Schwartz noted that the challenge is not just to focus on biodiversity loss, but also on the “conditions that led to degradation.” What is needed, he said, is “community and social restoration” as well as ecosystem restoration.

What is non-negotiable is the protection of life in all forms.

Gore questioned the commonly accepted development paradigm. “What does GDP not measure?” she asked, noting that pollution, depletion and inequality are not factored into conventional measures. We need “to understand how we really want to measure our society.”

Grassroots organizers have long known that values-based approaches, which integrate culture, Indigenous knowledge, and lessons from spiritual traditions, can help motivate and sustain meaningful shifts in behavior and attitudes. The guide aims to capture that wisdom.

As Klaimi noted, in discussions about biodiversity and ecosystems, “values should be uplifted.”

Van Ham noted that the climate crisis and biodiversity loss are complicated issues. “We want to have enough courage and curiosity that we wade into the mess,” she said.

Faith communities and Indigenous leaders have been generally, if somewhat cautiously, positive about the framework that has come out of COP15, which affirmed the 30 time 30 goals, with protections for local communities and Indigenous groups. But the overarching goal goes beyond Montreal.

“What is non-negotiable is the protection of life in all forms,” said Soria.

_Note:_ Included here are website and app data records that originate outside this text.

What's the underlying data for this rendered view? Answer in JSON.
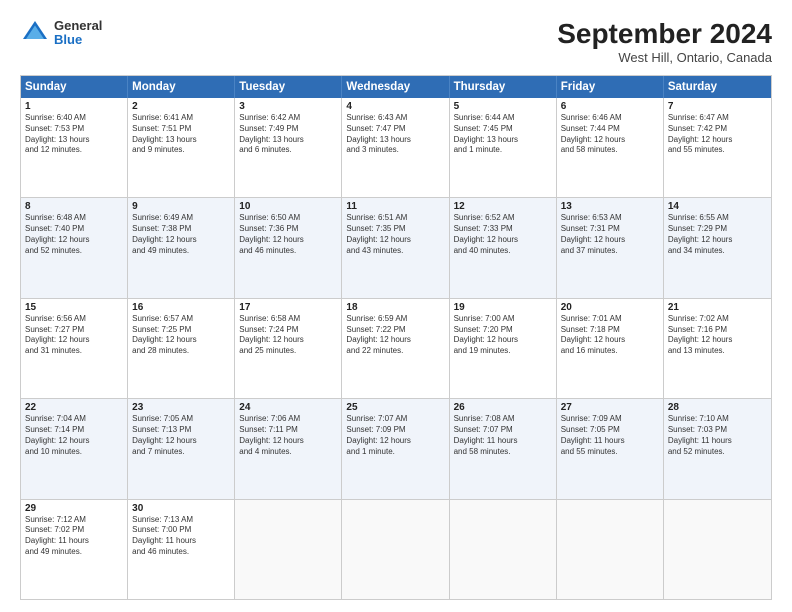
{
  "header": {
    "logo": {
      "general": "General",
      "blue": "Blue"
    },
    "title": "September 2024",
    "location": "West Hill, Ontario, Canada"
  },
  "weekdays": [
    "Sunday",
    "Monday",
    "Tuesday",
    "Wednesday",
    "Thursday",
    "Friday",
    "Saturday"
  ],
  "rows": [
    [
      {
        "day": "1",
        "lines": [
          "Sunrise: 6:40 AM",
          "Sunset: 7:53 PM",
          "Daylight: 13 hours",
          "and 12 minutes."
        ]
      },
      {
        "day": "2",
        "lines": [
          "Sunrise: 6:41 AM",
          "Sunset: 7:51 PM",
          "Daylight: 13 hours",
          "and 9 minutes."
        ]
      },
      {
        "day": "3",
        "lines": [
          "Sunrise: 6:42 AM",
          "Sunset: 7:49 PM",
          "Daylight: 13 hours",
          "and 6 minutes."
        ]
      },
      {
        "day": "4",
        "lines": [
          "Sunrise: 6:43 AM",
          "Sunset: 7:47 PM",
          "Daylight: 13 hours",
          "and 3 minutes."
        ]
      },
      {
        "day": "5",
        "lines": [
          "Sunrise: 6:44 AM",
          "Sunset: 7:45 PM",
          "Daylight: 13 hours",
          "and 1 minute."
        ]
      },
      {
        "day": "6",
        "lines": [
          "Sunrise: 6:46 AM",
          "Sunset: 7:44 PM",
          "Daylight: 12 hours",
          "and 58 minutes."
        ]
      },
      {
        "day": "7",
        "lines": [
          "Sunrise: 6:47 AM",
          "Sunset: 7:42 PM",
          "Daylight: 12 hours",
          "and 55 minutes."
        ]
      }
    ],
    [
      {
        "day": "8",
        "lines": [
          "Sunrise: 6:48 AM",
          "Sunset: 7:40 PM",
          "Daylight: 12 hours",
          "and 52 minutes."
        ]
      },
      {
        "day": "9",
        "lines": [
          "Sunrise: 6:49 AM",
          "Sunset: 7:38 PM",
          "Daylight: 12 hours",
          "and 49 minutes."
        ]
      },
      {
        "day": "10",
        "lines": [
          "Sunrise: 6:50 AM",
          "Sunset: 7:36 PM",
          "Daylight: 12 hours",
          "and 46 minutes."
        ]
      },
      {
        "day": "11",
        "lines": [
          "Sunrise: 6:51 AM",
          "Sunset: 7:35 PM",
          "Daylight: 12 hours",
          "and 43 minutes."
        ]
      },
      {
        "day": "12",
        "lines": [
          "Sunrise: 6:52 AM",
          "Sunset: 7:33 PM",
          "Daylight: 12 hours",
          "and 40 minutes."
        ]
      },
      {
        "day": "13",
        "lines": [
          "Sunrise: 6:53 AM",
          "Sunset: 7:31 PM",
          "Daylight: 12 hours",
          "and 37 minutes."
        ]
      },
      {
        "day": "14",
        "lines": [
          "Sunrise: 6:55 AM",
          "Sunset: 7:29 PM",
          "Daylight: 12 hours",
          "and 34 minutes."
        ]
      }
    ],
    [
      {
        "day": "15",
        "lines": [
          "Sunrise: 6:56 AM",
          "Sunset: 7:27 PM",
          "Daylight: 12 hours",
          "and 31 minutes."
        ]
      },
      {
        "day": "16",
        "lines": [
          "Sunrise: 6:57 AM",
          "Sunset: 7:25 PM",
          "Daylight: 12 hours",
          "and 28 minutes."
        ]
      },
      {
        "day": "17",
        "lines": [
          "Sunrise: 6:58 AM",
          "Sunset: 7:24 PM",
          "Daylight: 12 hours",
          "and 25 minutes."
        ]
      },
      {
        "day": "18",
        "lines": [
          "Sunrise: 6:59 AM",
          "Sunset: 7:22 PM",
          "Daylight: 12 hours",
          "and 22 minutes."
        ]
      },
      {
        "day": "19",
        "lines": [
          "Sunrise: 7:00 AM",
          "Sunset: 7:20 PM",
          "Daylight: 12 hours",
          "and 19 minutes."
        ]
      },
      {
        "day": "20",
        "lines": [
          "Sunrise: 7:01 AM",
          "Sunset: 7:18 PM",
          "Daylight: 12 hours",
          "and 16 minutes."
        ]
      },
      {
        "day": "21",
        "lines": [
          "Sunrise: 7:02 AM",
          "Sunset: 7:16 PM",
          "Daylight: 12 hours",
          "and 13 minutes."
        ]
      }
    ],
    [
      {
        "day": "22",
        "lines": [
          "Sunrise: 7:04 AM",
          "Sunset: 7:14 PM",
          "Daylight: 12 hours",
          "and 10 minutes."
        ]
      },
      {
        "day": "23",
        "lines": [
          "Sunrise: 7:05 AM",
          "Sunset: 7:13 PM",
          "Daylight: 12 hours",
          "and 7 minutes."
        ]
      },
      {
        "day": "24",
        "lines": [
          "Sunrise: 7:06 AM",
          "Sunset: 7:11 PM",
          "Daylight: 12 hours",
          "and 4 minutes."
        ]
      },
      {
        "day": "25",
        "lines": [
          "Sunrise: 7:07 AM",
          "Sunset: 7:09 PM",
          "Daylight: 12 hours",
          "and 1 minute."
        ]
      },
      {
        "day": "26",
        "lines": [
          "Sunrise: 7:08 AM",
          "Sunset: 7:07 PM",
          "Daylight: 11 hours",
          "and 58 minutes."
        ]
      },
      {
        "day": "27",
        "lines": [
          "Sunrise: 7:09 AM",
          "Sunset: 7:05 PM",
          "Daylight: 11 hours",
          "and 55 minutes."
        ]
      },
      {
        "day": "28",
        "lines": [
          "Sunrise: 7:10 AM",
          "Sunset: 7:03 PM",
          "Daylight: 11 hours",
          "and 52 minutes."
        ]
      }
    ],
    [
      {
        "day": "29",
        "lines": [
          "Sunrise: 7:12 AM",
          "Sunset: 7:02 PM",
          "Daylight: 11 hours",
          "and 49 minutes."
        ]
      },
      {
        "day": "30",
        "lines": [
          "Sunrise: 7:13 AM",
          "Sunset: 7:00 PM",
          "Daylight: 11 hours",
          "and 46 minutes."
        ]
      },
      {
        "day": "",
        "lines": []
      },
      {
        "day": "",
        "lines": []
      },
      {
        "day": "",
        "lines": []
      },
      {
        "day": "",
        "lines": []
      },
      {
        "day": "",
        "lines": []
      }
    ]
  ]
}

Download “Values, Culture, and Spirituality: Ecosystems Restoration Conversation Guide.”